What the exercise asks:
Word for word, repeat all of the entries below.

Information given:
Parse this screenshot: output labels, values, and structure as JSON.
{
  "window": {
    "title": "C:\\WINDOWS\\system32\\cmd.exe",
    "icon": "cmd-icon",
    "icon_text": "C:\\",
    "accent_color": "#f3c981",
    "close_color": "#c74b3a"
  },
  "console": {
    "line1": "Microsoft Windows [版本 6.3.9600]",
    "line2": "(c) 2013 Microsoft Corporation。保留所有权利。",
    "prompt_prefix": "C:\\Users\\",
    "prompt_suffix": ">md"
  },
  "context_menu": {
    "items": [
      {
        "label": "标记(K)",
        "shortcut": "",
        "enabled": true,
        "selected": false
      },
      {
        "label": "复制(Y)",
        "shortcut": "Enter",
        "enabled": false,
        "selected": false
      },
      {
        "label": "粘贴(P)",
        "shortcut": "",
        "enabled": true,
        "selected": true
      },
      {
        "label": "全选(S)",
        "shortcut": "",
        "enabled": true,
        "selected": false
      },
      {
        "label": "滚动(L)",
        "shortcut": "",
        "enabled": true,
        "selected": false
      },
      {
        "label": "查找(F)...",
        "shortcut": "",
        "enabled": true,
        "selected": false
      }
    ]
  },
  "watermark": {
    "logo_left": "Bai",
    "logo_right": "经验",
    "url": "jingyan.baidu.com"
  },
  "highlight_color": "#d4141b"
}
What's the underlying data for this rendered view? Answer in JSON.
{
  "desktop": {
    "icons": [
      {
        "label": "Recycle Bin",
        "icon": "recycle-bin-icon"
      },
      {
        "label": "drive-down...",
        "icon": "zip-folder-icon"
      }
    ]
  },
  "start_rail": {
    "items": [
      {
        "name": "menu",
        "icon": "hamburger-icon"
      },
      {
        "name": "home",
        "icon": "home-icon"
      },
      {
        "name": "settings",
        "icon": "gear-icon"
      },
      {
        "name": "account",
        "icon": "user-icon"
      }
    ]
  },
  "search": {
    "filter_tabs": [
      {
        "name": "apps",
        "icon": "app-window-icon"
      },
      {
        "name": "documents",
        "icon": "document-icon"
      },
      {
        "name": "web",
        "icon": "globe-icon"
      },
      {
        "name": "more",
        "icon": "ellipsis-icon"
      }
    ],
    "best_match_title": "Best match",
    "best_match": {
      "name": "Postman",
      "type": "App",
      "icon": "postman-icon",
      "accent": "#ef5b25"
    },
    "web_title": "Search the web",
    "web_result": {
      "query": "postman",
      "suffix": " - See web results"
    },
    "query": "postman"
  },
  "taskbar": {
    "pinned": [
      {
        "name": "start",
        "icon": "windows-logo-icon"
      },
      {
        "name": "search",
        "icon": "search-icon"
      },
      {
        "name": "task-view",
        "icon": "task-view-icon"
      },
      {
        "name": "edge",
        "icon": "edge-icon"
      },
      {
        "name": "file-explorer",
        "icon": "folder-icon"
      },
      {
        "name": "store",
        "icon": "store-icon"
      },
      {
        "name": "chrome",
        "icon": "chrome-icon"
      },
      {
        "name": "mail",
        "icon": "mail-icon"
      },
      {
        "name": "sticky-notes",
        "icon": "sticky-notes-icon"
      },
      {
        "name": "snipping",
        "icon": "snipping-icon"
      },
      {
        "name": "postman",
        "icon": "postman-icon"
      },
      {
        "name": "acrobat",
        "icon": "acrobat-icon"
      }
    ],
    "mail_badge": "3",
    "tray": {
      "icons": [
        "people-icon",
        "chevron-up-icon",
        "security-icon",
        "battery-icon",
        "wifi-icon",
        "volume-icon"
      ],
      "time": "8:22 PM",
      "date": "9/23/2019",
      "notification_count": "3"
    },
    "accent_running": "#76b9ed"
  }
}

Exercise response:
Parse this screenshot: output labels, values, and structure as JSON.
{
  "window": {
    "title": "C:\\WINDOWS\\system32\\cmd.exe",
    "icon": "cmd-icon",
    "icon_text": "C:\\",
    "accent_color": "#f3c981",
    "close_color": "#c74b3a"
  },
  "console": {
    "line1": "Microsoft Windows [版本 6.3.9600]",
    "line2": "(c) 2013 Microsoft Corporation。保留所有权利。",
    "prompt_prefix": "C:\\Users\\",
    "prompt_suffix": ">md"
  },
  "context_menu": {
    "items": [
      {
        "label": "标记(K)",
        "shortcut": "",
        "enabled": true,
        "selected": false
      },
      {
        "label": "复制(Y)",
        "shortcut": "Enter",
        "enabled": false,
        "selected": false
      },
      {
        "label": "粘贴(P)",
        "shortcut": "",
        "enabled": true,
        "selected": true
      },
      {
        "label": "全选(S)",
        "shortcut": "",
        "enabled": true,
        "selected": false
      },
      {
        "label": "滚动(L)",
        "shortcut": "",
        "enabled": true,
        "selected": false
      },
      {
        "label": "查找(F)...",
        "shortcut": "",
        "enabled": true,
        "selected": false
      }
    ]
  },
  "watermark": {
    "logo_left": "Bai",
    "logo_right": "经验",
    "url": "jingyan.baidu.com"
  },
  "highlight_color": "#d4141b"
}
What's the underlying data for this rendered view? Answer in JSON.
{
  "desktop": {
    "icons": [
      {
        "label": "Recycle Bin",
        "icon": "recycle-bin-icon"
      },
      {
        "label": "drive-down...",
        "icon": "zip-folder-icon"
      }
    ]
  },
  "start_rail": {
    "items": [
      {
        "name": "menu",
        "icon": "hamburger-icon"
      },
      {
        "name": "home",
        "icon": "home-icon"
      },
      {
        "name": "settings",
        "icon": "gear-icon"
      },
      {
        "name": "account",
        "icon": "user-icon"
      }
    ]
  },
  "search": {
    "filter_tabs": [
      {
        "name": "apps",
        "icon": "app-window-icon"
      },
      {
        "name": "documents",
        "icon": "document-icon"
      },
      {
        "name": "web",
        "icon": "globe-icon"
      },
      {
        "name": "more",
        "icon": "ellipsis-icon"
      }
    ],
    "best_match_title": "Best match",
    "best_match": {
      "name": "Postman",
      "type": "App",
      "icon": "postman-icon",
      "accent": "#ef5b25"
    },
    "web_title": "Search the web",
    "web_result": {
      "query": "postman",
      "suffix": " - See web results"
    },
    "query": "postman"
  },
  "taskbar": {
    "pinned": [
      {
        "name": "start",
        "icon": "windows-logo-icon"
      },
      {
        "name": "search",
        "icon": "search-icon"
      },
      {
        "name": "task-view",
        "icon": "task-view-icon"
      },
      {
        "name": "edge",
        "icon": "edge-icon"
      },
      {
        "name": "file-explorer",
        "icon": "folder-icon"
      },
      {
        "name": "store",
        "icon": "store-icon"
      },
      {
        "name": "chrome",
        "icon": "chrome-icon"
      },
      {
        "name": "mail",
        "icon": "mail-icon"
      },
      {
        "name": "sticky-notes",
        "icon": "sticky-notes-icon"
      },
      {
        "name": "snipping",
        "icon": "snipping-icon"
      },
      {
        "name": "postman",
        "icon": "postman-icon"
      },
      {
        "name": "acrobat",
        "icon": "acrobat-icon"
      }
    ],
    "mail_badge": "3",
    "tray": {
      "icons": [
        "people-icon",
        "chevron-up-icon",
        "security-icon",
        "battery-icon",
        "wifi-icon",
        "volume-icon"
      ],
      "time": "8:22 PM",
      "date": "9/23/2019",
      "notification_count": "3"
    },
    "accent_running": "#76b9ed"
  }
}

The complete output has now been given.